Written by CMG News Contributor, Doug Carleton
As the economy creeps into reopening, planning must become like breathing. You have to continually do it to survive. As of mid-June 2020, as this is being written, some states are reporting dramatically increasing numbers of cases of the virus. We are being “carpet bombed” every day with virus news – more and more of it becoming worrisome – and your customers are seeing this information. As desperate as people are to get out, it could add a slight increase in caution to the desire to go out and shop. As a retailer, planning is going to be even more critical if the virus begins to increase dramatically because the economic recovery is going to keep being pushed farther and farther away.
1. PLANNING SALES
a. Plan your sales for at least three months.
b. Sales should be planned by dollars, units, and classifications.
c. The plan should be by week in order to make changes quickly to increase or decrease to improve your business.
d. Your initial plan should be very conservative.
2. PLANNING INVENTORY
a. Inventory should be planned by month.
b. Based upon your sales plan, how many weeks of sales do you need on hand?
c. Based upon your inventory, how many weeks of sales should you have on order?
d. Will vendors expand their methods of payment? Only use credit cards? Prepay? Are they worried about their future?
3. PLANNING EXPENSES
If your business is growing, expenses beyond things like inventory, etc. become even more critical. Every expense should be analyzed in as much detail as possible.
Your number one expenditure should be your online presence. YOU MUST BE ONLINE.
a. Facebook and Instagram are critical. If it takes someone to manage it, it is that important.
b. Your website must always be updated and fresh. This is something that is easy to lose sight of but can go stale fast.
c. Direct mail is powerful. It may seem a little prosaic in the world of Facebook, Instagram, and the like, but done right, it can be tremendously effective. It is the most effective medium for things like special offers or announcements.
The above, done well, should be 80% of your marketing.
Reducing your number of employees
Converting employees from full-time to part-time
Speaking to your landlord about a decrease in rent for the next three months
Reducing wages and/or benefits for the next three months
Can some of work be done at home?
Can you get better terms on your purchases?
Can you reduce your square footage?
Can you combine positions?
Slightly edited excerpt from the "Survival Guide for the Retailer in a Post COVID-19 Economy" by Doug Carleton and Steve Spiro. If you would like a full copy of this guide, send Doug a message with your email address. There is no cost.

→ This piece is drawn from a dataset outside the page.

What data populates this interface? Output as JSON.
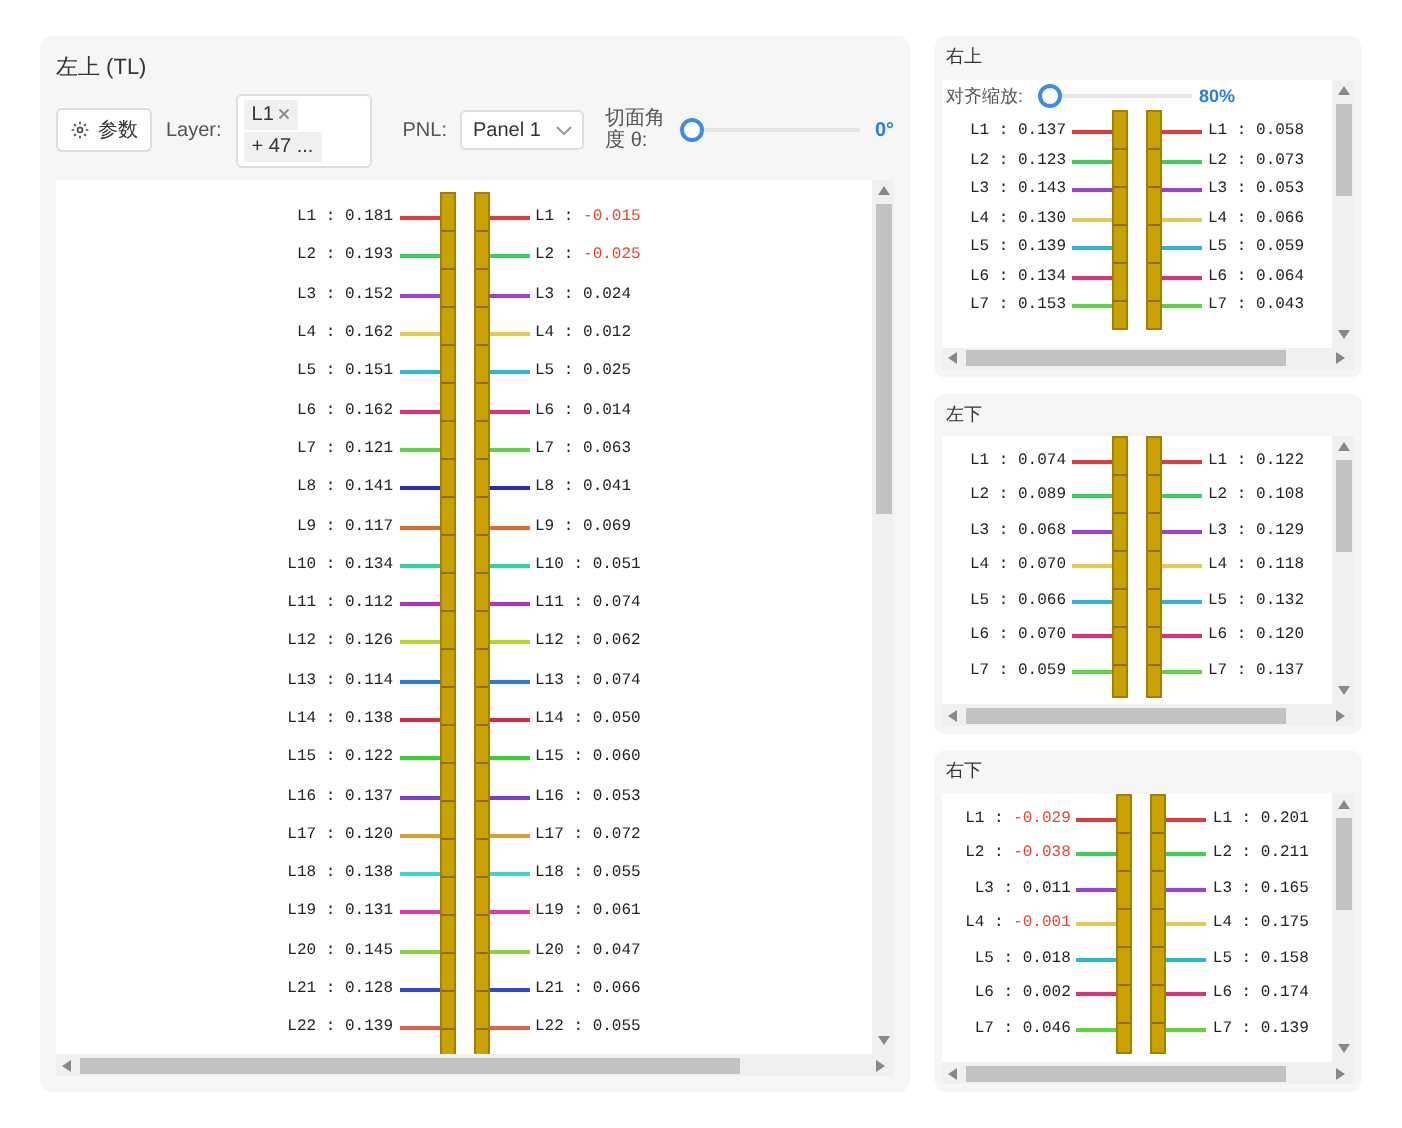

This blog entry is a slightly edited excerpt from Doug Carleton's 'The Daily Life Of A Small Business Owner' series. Doug is a mentor with SCORE, Startup Virginia, and Lighthouse Labs, and has 25+ years of experience in small business finance including 12 years in SBA lending. To contact Doug directly, please email him at firstname.lastname@example.org.